For the data below, tally how many lines contain "JSON" and answer only with that tally.

Data under study =>
▬▬▬▬▬▬
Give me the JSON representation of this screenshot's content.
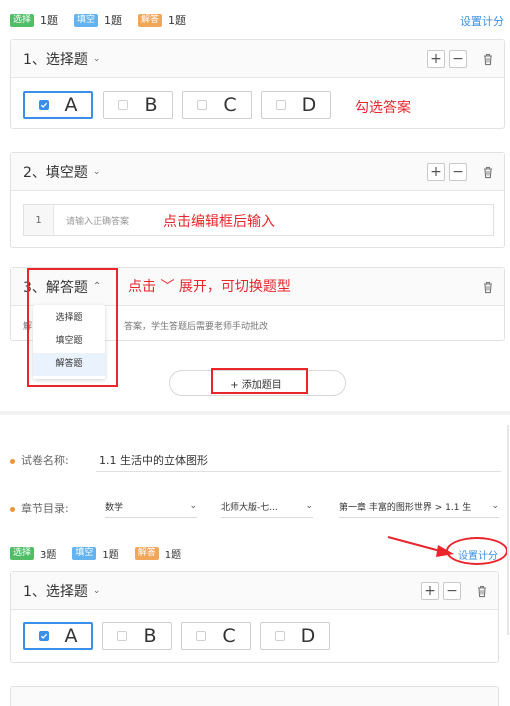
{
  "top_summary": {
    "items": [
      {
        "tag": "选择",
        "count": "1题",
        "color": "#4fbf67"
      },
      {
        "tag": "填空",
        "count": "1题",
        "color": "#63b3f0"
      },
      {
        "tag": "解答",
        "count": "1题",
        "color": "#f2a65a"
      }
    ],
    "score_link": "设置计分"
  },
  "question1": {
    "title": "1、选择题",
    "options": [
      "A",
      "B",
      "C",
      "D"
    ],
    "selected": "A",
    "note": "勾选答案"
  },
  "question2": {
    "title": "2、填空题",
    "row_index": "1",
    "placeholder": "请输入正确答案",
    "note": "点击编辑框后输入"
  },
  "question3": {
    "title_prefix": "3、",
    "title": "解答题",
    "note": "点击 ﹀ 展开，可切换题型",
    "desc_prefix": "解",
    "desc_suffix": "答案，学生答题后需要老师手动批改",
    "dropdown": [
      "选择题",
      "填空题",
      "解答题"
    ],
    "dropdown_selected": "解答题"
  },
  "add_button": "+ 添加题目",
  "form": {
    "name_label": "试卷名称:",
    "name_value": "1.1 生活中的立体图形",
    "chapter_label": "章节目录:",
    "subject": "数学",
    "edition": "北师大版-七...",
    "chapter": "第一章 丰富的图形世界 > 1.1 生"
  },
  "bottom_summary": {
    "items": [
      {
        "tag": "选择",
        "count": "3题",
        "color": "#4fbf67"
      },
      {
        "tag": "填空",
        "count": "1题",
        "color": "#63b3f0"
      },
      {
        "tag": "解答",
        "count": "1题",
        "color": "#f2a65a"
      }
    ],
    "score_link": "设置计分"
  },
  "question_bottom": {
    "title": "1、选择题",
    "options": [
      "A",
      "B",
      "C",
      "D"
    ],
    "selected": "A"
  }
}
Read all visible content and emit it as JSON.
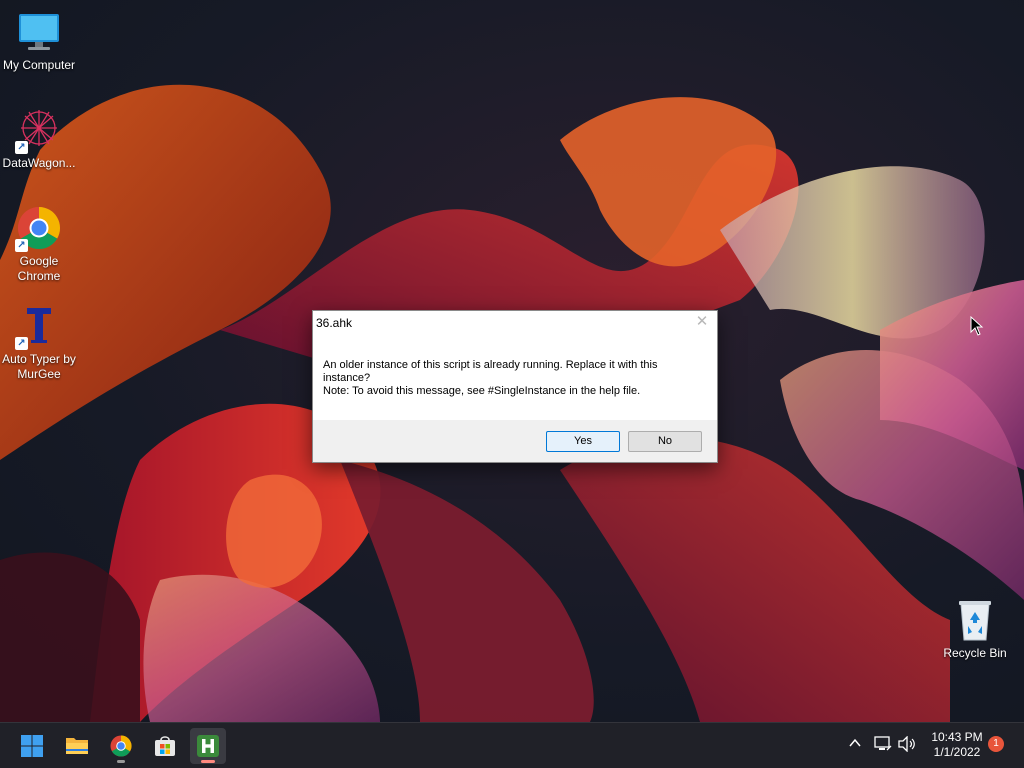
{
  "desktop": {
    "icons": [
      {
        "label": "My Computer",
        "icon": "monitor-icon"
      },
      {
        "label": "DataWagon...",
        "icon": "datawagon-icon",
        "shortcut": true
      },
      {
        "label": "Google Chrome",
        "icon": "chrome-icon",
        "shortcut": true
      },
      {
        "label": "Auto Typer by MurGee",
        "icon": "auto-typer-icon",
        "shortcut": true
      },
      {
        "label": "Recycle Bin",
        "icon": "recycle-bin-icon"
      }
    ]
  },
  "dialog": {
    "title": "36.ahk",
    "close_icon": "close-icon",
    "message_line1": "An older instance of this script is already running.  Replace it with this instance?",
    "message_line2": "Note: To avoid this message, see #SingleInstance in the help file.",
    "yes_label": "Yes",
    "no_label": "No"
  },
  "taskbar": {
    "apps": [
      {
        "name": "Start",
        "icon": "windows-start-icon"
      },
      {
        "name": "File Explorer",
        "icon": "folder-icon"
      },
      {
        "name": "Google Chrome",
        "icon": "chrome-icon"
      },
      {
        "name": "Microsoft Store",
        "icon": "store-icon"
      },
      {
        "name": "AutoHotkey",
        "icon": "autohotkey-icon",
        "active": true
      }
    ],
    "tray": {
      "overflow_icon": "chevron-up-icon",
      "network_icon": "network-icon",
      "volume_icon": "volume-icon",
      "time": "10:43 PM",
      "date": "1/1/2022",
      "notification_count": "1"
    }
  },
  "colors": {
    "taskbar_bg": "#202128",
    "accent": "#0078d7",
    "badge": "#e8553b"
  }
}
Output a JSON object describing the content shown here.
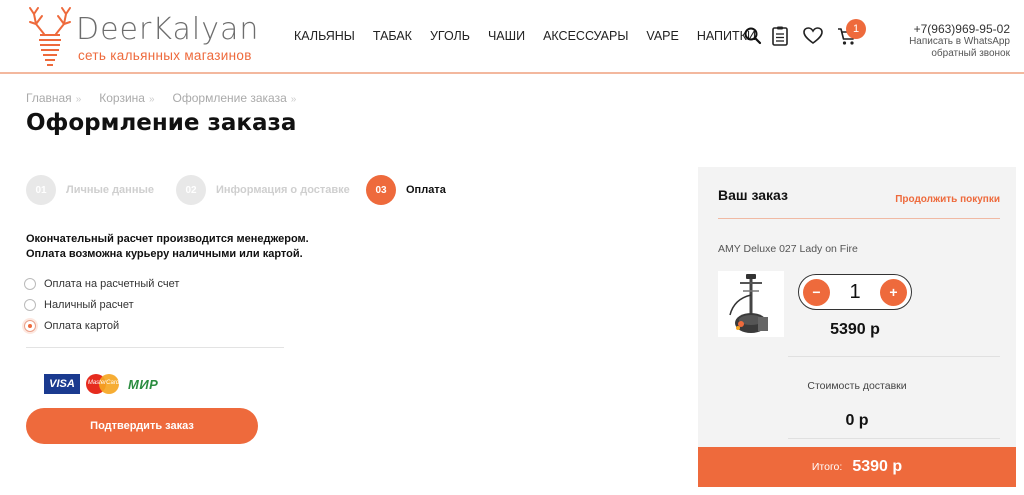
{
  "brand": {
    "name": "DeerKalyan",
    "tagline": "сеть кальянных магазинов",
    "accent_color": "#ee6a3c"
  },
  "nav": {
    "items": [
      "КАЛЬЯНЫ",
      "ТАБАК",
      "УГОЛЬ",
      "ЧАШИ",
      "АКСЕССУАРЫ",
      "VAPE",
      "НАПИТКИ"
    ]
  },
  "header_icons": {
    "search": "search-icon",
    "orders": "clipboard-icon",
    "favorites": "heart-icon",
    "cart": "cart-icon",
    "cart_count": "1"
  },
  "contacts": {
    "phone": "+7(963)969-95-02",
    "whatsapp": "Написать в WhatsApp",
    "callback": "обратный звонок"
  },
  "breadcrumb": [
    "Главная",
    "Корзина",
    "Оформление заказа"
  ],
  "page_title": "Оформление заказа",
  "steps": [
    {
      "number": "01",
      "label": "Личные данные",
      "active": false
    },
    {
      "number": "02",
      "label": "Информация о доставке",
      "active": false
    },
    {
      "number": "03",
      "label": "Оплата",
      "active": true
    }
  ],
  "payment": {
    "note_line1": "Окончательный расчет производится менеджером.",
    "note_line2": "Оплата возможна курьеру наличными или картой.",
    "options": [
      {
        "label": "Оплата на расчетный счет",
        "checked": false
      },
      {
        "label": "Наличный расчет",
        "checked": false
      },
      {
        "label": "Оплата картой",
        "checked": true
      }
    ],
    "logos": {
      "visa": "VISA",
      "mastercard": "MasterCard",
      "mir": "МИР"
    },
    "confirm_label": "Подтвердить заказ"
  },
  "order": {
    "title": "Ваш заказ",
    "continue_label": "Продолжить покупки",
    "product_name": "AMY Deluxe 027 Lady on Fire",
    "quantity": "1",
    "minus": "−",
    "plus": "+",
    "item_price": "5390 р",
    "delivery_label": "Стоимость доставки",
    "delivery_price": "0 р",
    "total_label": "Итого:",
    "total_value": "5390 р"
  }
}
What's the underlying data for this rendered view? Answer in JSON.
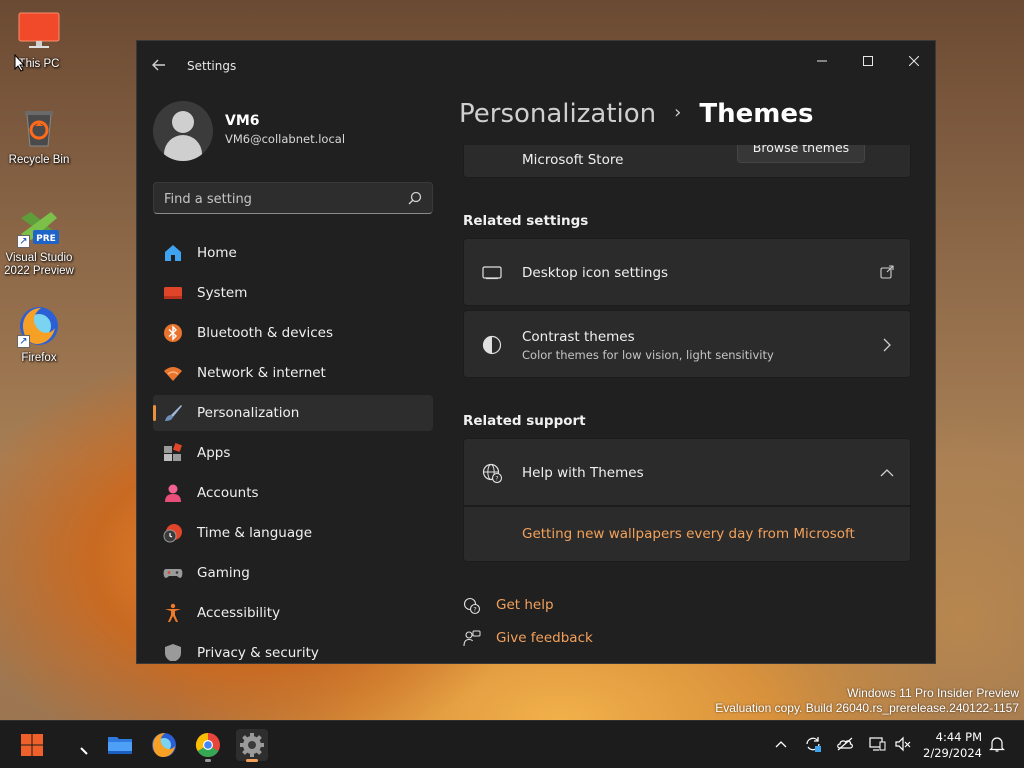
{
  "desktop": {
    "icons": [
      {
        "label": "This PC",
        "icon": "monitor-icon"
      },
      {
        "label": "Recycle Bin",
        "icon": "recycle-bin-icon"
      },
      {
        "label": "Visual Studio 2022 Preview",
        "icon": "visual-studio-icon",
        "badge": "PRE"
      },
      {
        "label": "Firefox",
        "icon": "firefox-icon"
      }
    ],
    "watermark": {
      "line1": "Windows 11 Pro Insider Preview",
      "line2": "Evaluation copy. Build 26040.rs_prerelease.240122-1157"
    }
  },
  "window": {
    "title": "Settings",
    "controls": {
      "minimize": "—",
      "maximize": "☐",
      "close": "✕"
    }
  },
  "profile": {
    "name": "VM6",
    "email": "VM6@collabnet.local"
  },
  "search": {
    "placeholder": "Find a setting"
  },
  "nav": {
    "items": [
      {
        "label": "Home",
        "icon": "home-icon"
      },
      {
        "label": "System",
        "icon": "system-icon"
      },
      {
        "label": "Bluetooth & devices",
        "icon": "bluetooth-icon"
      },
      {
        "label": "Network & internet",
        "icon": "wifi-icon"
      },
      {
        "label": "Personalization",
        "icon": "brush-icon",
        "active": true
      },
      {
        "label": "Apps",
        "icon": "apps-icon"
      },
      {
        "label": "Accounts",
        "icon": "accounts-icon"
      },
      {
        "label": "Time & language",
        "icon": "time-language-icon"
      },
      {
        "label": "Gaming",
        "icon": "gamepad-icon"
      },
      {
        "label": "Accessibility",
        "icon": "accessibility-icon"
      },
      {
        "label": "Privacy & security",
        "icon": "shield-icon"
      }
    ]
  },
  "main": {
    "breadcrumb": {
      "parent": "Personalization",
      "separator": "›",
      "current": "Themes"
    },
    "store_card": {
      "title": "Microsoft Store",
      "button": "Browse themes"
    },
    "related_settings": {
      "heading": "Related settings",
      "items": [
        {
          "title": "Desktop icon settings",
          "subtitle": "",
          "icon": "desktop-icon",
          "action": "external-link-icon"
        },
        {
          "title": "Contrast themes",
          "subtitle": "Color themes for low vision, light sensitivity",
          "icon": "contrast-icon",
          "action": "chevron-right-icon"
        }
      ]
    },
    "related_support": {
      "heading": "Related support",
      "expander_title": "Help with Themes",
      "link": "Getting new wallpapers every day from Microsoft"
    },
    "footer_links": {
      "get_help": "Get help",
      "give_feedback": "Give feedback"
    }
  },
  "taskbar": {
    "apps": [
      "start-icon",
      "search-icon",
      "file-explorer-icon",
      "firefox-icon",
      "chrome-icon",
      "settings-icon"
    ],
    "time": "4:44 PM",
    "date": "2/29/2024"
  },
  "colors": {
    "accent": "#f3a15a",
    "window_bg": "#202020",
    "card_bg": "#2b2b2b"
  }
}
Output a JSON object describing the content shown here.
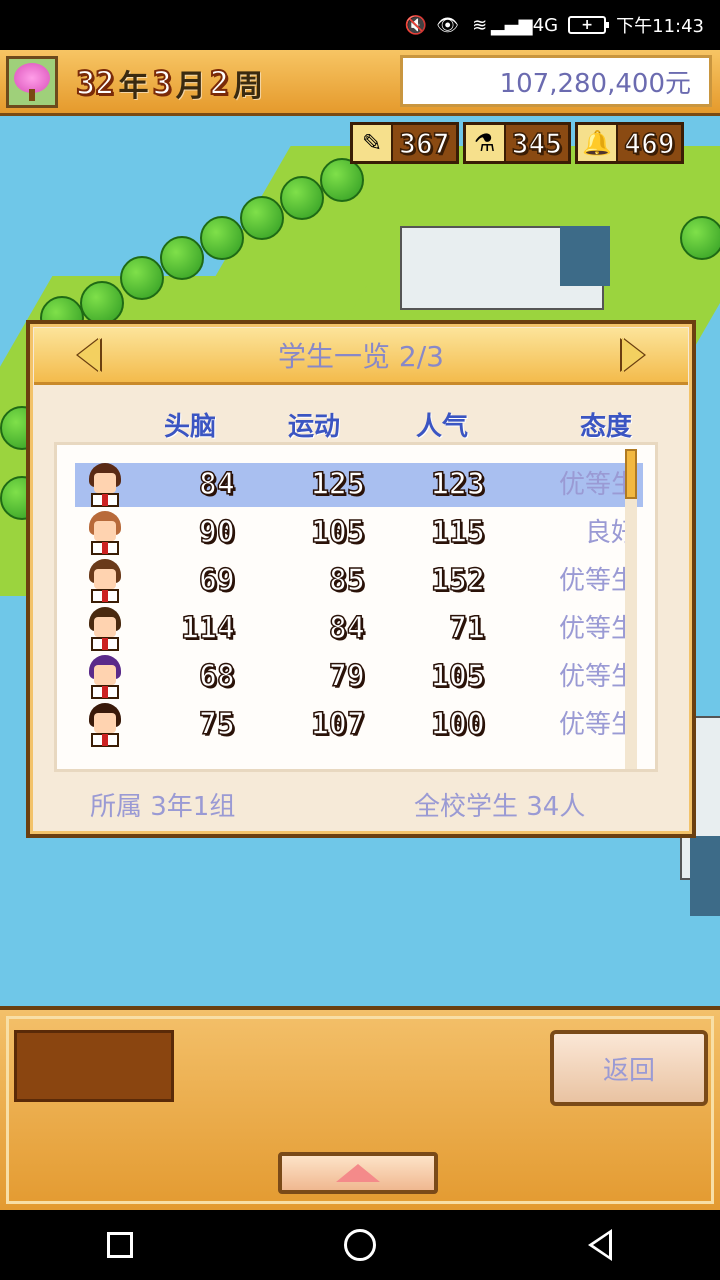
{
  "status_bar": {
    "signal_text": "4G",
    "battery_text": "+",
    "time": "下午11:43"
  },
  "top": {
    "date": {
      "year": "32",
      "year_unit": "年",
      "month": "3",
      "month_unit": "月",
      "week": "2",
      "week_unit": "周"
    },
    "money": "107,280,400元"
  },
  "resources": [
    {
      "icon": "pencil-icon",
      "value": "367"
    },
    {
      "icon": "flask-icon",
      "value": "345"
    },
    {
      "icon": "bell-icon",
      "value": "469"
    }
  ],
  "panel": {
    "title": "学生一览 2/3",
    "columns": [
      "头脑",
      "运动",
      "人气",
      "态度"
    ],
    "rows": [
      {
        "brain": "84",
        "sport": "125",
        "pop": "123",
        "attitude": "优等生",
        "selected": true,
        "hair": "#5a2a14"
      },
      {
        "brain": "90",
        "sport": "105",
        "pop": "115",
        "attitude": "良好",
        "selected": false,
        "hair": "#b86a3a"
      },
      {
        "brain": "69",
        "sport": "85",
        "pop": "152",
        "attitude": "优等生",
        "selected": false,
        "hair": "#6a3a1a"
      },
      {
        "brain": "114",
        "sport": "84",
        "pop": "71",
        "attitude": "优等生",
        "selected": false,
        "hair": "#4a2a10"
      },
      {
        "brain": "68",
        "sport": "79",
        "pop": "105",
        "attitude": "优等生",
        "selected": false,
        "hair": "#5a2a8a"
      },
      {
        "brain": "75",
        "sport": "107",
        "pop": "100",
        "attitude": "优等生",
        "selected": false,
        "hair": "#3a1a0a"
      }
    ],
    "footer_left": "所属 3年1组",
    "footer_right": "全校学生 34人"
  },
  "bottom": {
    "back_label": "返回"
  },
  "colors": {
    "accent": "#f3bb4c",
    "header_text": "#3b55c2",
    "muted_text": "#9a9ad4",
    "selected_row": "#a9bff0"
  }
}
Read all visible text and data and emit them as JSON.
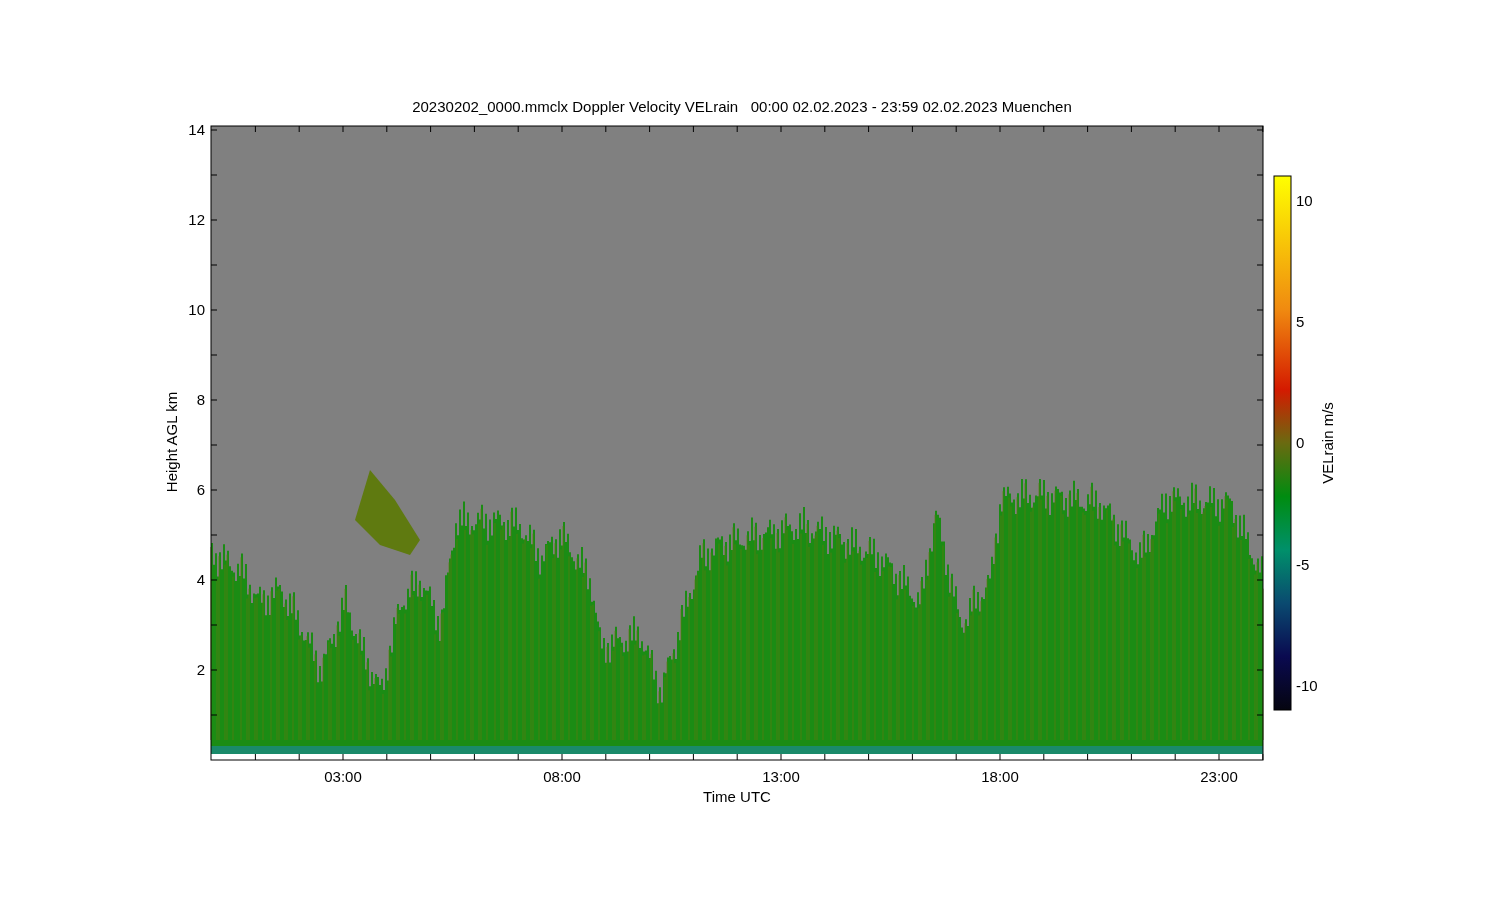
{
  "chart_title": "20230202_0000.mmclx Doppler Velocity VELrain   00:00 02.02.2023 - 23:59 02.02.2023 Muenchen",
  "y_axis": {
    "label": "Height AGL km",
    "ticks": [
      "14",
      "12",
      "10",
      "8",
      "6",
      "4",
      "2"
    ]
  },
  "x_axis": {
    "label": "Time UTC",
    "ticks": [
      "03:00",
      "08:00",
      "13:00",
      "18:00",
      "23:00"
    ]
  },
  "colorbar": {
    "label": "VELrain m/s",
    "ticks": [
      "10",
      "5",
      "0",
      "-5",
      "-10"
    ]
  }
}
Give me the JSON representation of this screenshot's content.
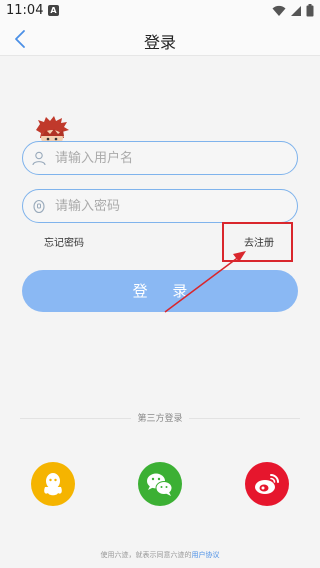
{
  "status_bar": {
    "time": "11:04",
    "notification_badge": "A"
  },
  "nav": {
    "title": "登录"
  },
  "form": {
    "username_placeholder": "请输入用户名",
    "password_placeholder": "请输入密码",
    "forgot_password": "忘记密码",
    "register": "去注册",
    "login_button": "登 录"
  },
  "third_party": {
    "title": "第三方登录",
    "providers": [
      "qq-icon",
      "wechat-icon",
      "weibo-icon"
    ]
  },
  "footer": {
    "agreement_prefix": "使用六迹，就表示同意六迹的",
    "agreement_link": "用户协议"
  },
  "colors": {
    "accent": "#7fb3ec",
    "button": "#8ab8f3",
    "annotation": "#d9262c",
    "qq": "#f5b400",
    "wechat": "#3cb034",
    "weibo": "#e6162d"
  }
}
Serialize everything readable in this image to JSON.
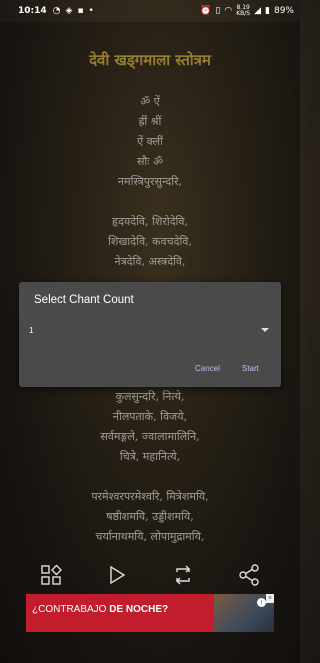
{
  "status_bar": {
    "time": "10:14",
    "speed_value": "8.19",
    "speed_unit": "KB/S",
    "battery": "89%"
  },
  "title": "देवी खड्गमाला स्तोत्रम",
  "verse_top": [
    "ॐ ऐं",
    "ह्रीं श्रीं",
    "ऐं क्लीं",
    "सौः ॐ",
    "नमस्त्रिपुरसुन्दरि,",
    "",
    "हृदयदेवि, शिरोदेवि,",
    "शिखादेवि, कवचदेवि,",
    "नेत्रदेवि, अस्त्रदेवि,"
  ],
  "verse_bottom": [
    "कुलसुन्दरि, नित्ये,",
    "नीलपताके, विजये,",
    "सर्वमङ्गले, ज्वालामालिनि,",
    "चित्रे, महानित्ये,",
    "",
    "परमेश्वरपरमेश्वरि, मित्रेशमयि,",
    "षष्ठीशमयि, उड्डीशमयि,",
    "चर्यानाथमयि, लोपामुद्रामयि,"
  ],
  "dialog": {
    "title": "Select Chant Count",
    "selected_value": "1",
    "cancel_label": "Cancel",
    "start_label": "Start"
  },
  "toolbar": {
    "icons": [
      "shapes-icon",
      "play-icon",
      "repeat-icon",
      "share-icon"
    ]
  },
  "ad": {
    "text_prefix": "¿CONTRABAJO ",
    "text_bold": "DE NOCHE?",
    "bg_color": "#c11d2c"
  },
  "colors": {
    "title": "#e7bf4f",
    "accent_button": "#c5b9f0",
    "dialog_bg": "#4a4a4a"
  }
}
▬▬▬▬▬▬
Result of the task => 8